4. Helps define your terminology or identify variations in definitions used by researchers or practitioners.
5. Helps to identify appropriate research methodologies .
6. You can also identify validated scales and instruments.
Case study: Attitudes of different professions to handwashing in a delivery suite - 1
A midwife is researching attitudes of different staff to handwashing. She firstly searches the literature to focus the scope of the original question.
Although the literature on handwashing is vast she needs to discover whether published research has been conducted specifically in obstetrics and gynaecology settings. Has anyone researched the topic specifically in a delivery suite?
Case study: Attitudes of different professions to handwashing in a delivery suite - 2
“ Handwashing” has many more definitions than she had envisaged.
Does handwashing include the use of a handrub? Does it constitute use of water only? What is the minimum duration of the procedure before it is classed as "handwashing"?
The literature search enables her to explore different definitions of her main concepts.
Case study: Attitudes of different professions to handwashing in a delivery suite - 3
Are there validated instruments to measure attitudes to handwashing (or towards routine hospital hygiene)?
The literature review may inform selection of appropriate outcomes - those employed in previous studies (literary warrant) or those considered appropriate by the relevant clinical community (user warrant).

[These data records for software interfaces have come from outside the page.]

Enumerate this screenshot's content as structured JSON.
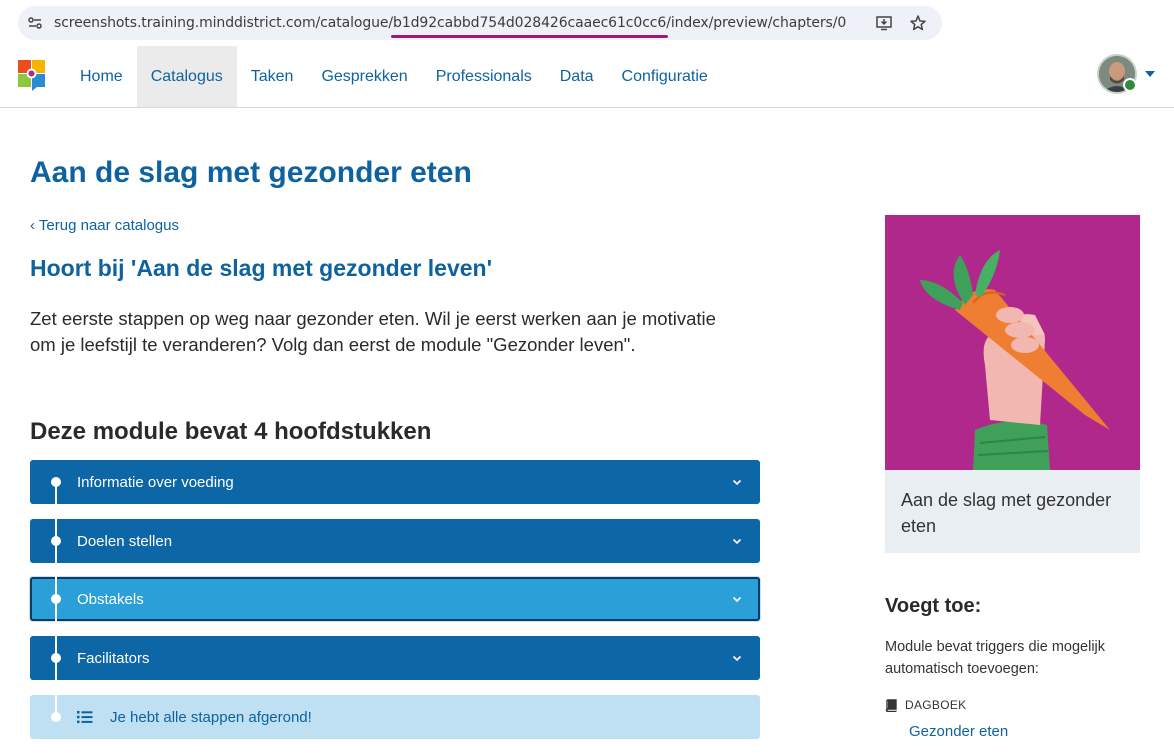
{
  "browser": {
    "url_prefix": "screenshots.training.minddistrict.com/catalogue/",
    "url_highlight": "b1d92cabbd754d028426caaec61c0cc6",
    "url_suffix": "/index/preview/chapters/0"
  },
  "nav": {
    "items": [
      {
        "label": "Home",
        "active": false
      },
      {
        "label": "Catalogus",
        "active": true
      },
      {
        "label": "Taken",
        "active": false
      },
      {
        "label": "Gesprekken",
        "active": false
      },
      {
        "label": "Professionals",
        "active": false
      },
      {
        "label": "Data",
        "active": false
      },
      {
        "label": "Configuratie",
        "active": false
      }
    ]
  },
  "main": {
    "title": "Aan de slag met gezonder eten",
    "back_link": "Terug naar catalogus",
    "belongs_to": "Hoort bij 'Aan de slag met gezonder leven'",
    "description": "Zet eerste stappen op weg naar gezonder eten. Wil je eerst werken aan je motivatie om je leefstijl te veranderen? Volg dan eerst de module \"Gezonder leven\".",
    "chapters_title": "Deze module bevat 4 hoofdstukken",
    "chapters": [
      {
        "label": "Informatie over voeding",
        "selected": false
      },
      {
        "label": "Doelen stellen",
        "selected": false
      },
      {
        "label": "Obstakels",
        "selected": true
      },
      {
        "label": "Facilitators",
        "selected": false
      }
    ],
    "completed_text": "Je hebt alle stappen afgerond!"
  },
  "sidebar": {
    "card_title": "Aan de slag met gezonder eten",
    "adds_title": "Voegt toe:",
    "adds_text": "Module bevat triggers die mogelijk automatisch toevoegen:",
    "diary_label": "DAGBOEK",
    "diary_link": "Gezonder eten"
  },
  "colors": {
    "brand_blue": "#0e62a0",
    "chapter_bg": "#0d67a6",
    "chapter_selected": "#2b9fd8",
    "card_image_bg": "#b0288c"
  }
}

Will she focus singly on attitudes or will she investigate knowledge and/or behaviour?
Q: Any other roles or uses for literature review that you have identified?

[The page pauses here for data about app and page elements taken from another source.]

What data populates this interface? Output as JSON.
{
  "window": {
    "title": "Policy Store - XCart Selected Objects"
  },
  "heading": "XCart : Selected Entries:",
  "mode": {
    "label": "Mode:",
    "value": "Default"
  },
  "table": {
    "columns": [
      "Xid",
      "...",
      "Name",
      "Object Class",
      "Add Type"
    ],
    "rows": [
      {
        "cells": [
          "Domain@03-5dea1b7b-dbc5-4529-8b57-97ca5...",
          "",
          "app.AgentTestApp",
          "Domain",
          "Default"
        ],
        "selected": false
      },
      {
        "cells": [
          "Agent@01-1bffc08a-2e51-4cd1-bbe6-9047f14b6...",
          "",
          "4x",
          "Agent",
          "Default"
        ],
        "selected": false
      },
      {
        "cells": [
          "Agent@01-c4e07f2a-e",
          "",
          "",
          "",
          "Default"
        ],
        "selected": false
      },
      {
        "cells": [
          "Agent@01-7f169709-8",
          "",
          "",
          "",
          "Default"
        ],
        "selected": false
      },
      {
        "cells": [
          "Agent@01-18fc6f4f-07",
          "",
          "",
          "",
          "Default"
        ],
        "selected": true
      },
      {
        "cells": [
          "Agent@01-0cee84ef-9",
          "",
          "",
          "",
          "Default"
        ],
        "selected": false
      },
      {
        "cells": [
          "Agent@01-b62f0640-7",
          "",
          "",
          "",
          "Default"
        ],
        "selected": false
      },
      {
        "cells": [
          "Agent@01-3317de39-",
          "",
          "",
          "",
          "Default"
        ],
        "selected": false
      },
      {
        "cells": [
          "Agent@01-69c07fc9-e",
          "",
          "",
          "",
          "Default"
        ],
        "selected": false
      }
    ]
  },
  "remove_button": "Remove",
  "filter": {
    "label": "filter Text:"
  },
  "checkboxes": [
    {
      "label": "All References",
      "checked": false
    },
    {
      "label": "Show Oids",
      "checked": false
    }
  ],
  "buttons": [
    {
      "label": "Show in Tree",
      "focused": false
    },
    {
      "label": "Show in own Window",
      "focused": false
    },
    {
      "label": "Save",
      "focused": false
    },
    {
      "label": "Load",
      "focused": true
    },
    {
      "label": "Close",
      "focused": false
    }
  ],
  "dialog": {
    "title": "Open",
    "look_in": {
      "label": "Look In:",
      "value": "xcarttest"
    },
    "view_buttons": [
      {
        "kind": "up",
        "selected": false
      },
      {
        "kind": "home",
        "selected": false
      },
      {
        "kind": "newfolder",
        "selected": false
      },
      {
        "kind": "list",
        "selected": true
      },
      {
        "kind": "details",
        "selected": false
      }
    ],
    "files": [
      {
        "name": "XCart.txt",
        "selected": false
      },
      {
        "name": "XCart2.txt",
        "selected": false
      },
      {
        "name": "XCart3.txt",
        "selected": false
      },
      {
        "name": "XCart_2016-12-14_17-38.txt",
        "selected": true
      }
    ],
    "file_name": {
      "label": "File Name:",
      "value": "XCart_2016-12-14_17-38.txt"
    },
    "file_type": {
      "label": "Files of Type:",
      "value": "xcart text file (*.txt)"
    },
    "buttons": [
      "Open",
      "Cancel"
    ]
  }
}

"Ask a poor question and you will get a poor review. A clear question also helps the reader rapidly assess whether the review is relevant to his or her own…practice". (Counsell, 1997)
Clearly framed questions "guide much of the review process including strategies for locating and selecting studies or data, for critically appraising their relevance and validity, and for analysing variation among their results". (Cochrane Handbook)
You are working on an ESRC funded project looking at the benefits of a doula ( a woman experienced in childbirth who provides continuous physical, emotional, and informational support to the mother before, during and just after childbirth) for low-income mothers.
From: Etext on Health Technology Assessment (HTA) Information Resources. Chapter 4: Searching MEDLINE/PubMed for Health Technology Assessment Information by Viveka Alton and Ione Auston. http://www.nlm.nih.gov/nichsr/ehta/chapter4.html
Take Home Message – 1 An optimal search will combine natural language and controlled vocabulary approaches
“ optimal permutations of search terms found in the titles, abstracts or the subject indexing of relevant articles that have been demonstrated to have a high correlation with study quality”
“ pre-prepared searc h strategies, previously referred to as ‘search filters’, ‘quality filters’, ‘hedges’ or ‘optimal search strategies’… developed (and usually tested) for use with particular databases and/or search interfaces to retrieve specific types of evidence, study design or …information more effectively”
Evaluating your search strategy Relevant Not Relevant Retrieved Use to generate additional search terms Eliminate terms with poor yield Not Retrieved Use reference lists from key articles to identify these No further action required
Take Home Message 3: Judge not by what you have retrieved but by what you may have missed!